Scott Kramer was at his home work office, when he got a text from a family member asking if Geddy was OK, there had been a shooting at FedEx.
“I hoped he was being rounded up with all the other workers,” he said. “Then the SWAT team banged on the door.”
Kramer said the fact that all victims should survive has heartened him. He said his friends and family keep asking him, “What can we do for you?”
“Well, they can’t do anything,” he told a reporter. “But you can do something. Make this go away. Make it die.”
Ariel Hart, Christian Boone, Rosalind Bentley and Jennifer Brett contributed to this story.
Geddy Kramer remembered
“I remember talking with him a few times after class, not about anything important. He seemed like a nice kid. I don’t know what happened to him.”
— Kari Sicard, who went to high school with Kramer at North Cobb High
“He was a quiet, laid-back person. He kept to himself. I had classes with him, but I didn’t know him as well as others.

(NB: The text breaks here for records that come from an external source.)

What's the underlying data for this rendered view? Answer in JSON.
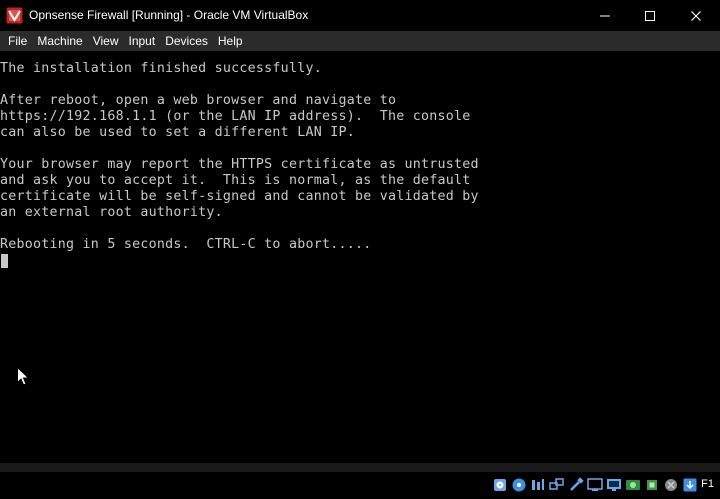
{
  "window": {
    "title": "Opnsense Firewall [Running] - Oracle VM VirtualBox",
    "app_icon": "virtualbox-icon",
    "controls": [
      "minimize-icon",
      "maximize-icon",
      "close-icon"
    ]
  },
  "menubar": {
    "items": [
      "File",
      "Machine",
      "View",
      "Input",
      "Devices",
      "Help"
    ]
  },
  "console": {
    "lines": [
      "The installation finished successfully.",
      "",
      "After reboot, open a web browser and navigate to",
      "https://192.168.1.1 (or the LAN IP address).  The console",
      "can also be used to set a different LAN IP.",
      "",
      "Your browser may report the HTTPS certificate as untrusted",
      "and ask you to accept it.  This is normal, as the default",
      "certificate will be self-signed and cannot be validated by",
      "an external root authority.",
      "",
      "Rebooting in 5 seconds.  CTRL-C to abort....."
    ],
    "text_color": "#c8c8c8"
  },
  "statusbar": {
    "icons": [
      "hard-disk-icon",
      "optical-drive-icon",
      "audio-icon",
      "network-icon",
      "usb-icon",
      "shared-folders-icon",
      "display-icon",
      "video-capture-icon",
      "cpu-icon",
      "mouse-integration-icon",
      "keyboard-capture-icon"
    ],
    "host_key": "F1"
  }
}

I didn’t notice any internal problems with him.”
— P.J. Greene, who also went to North Cobb
“I didn’t want to acknowledge that it was real. I was really upset. A person taking their own life is hard. He was just a regular kid.”
— Sarah Walker, a 19-year-old freshman at Kennesaw State, who met Kramer in a high school math class
“He didn’t seem capable of that type of thing. I thought he was always a nice, healthy kid with his own way of thinking. I guess you never know what’s going on in someone’s head. Never would’ve seen it coming from him.”
— Classmate Marcus Jones, who made short films based on funny stories Kramer told
“I would not have a negative thing to say about him. He kept to himself. I guess you would call him a loner or introvert.”
— LaMya Wilkins, who played in the band with Kramer in middle school
“He was a cool kid. People try to play him like an animal or a weird loner. But he knew who he was. He never tried to fit in. He was just always Geddy. He never tried to copy or follow anybody.”
— Daniel Perez, who was best friends with Kramer in 4th grade
“He was one of the smartest kids in the class, he always studied for tests … He was just a cool guy, just your average guy. Cool and chill. He was really social went it came down to it. It’s crazy.”
— Myles Shepard, who shared math class with Kramer in middle school and was acquainted with him in high school.
“I would get on the bus, sometimes I would be kind of sad. He’d joke around with me to make me feel better.”
— Mercedes Hardnett, who said she affectionately nicknamed him “Geddy Spaghetti”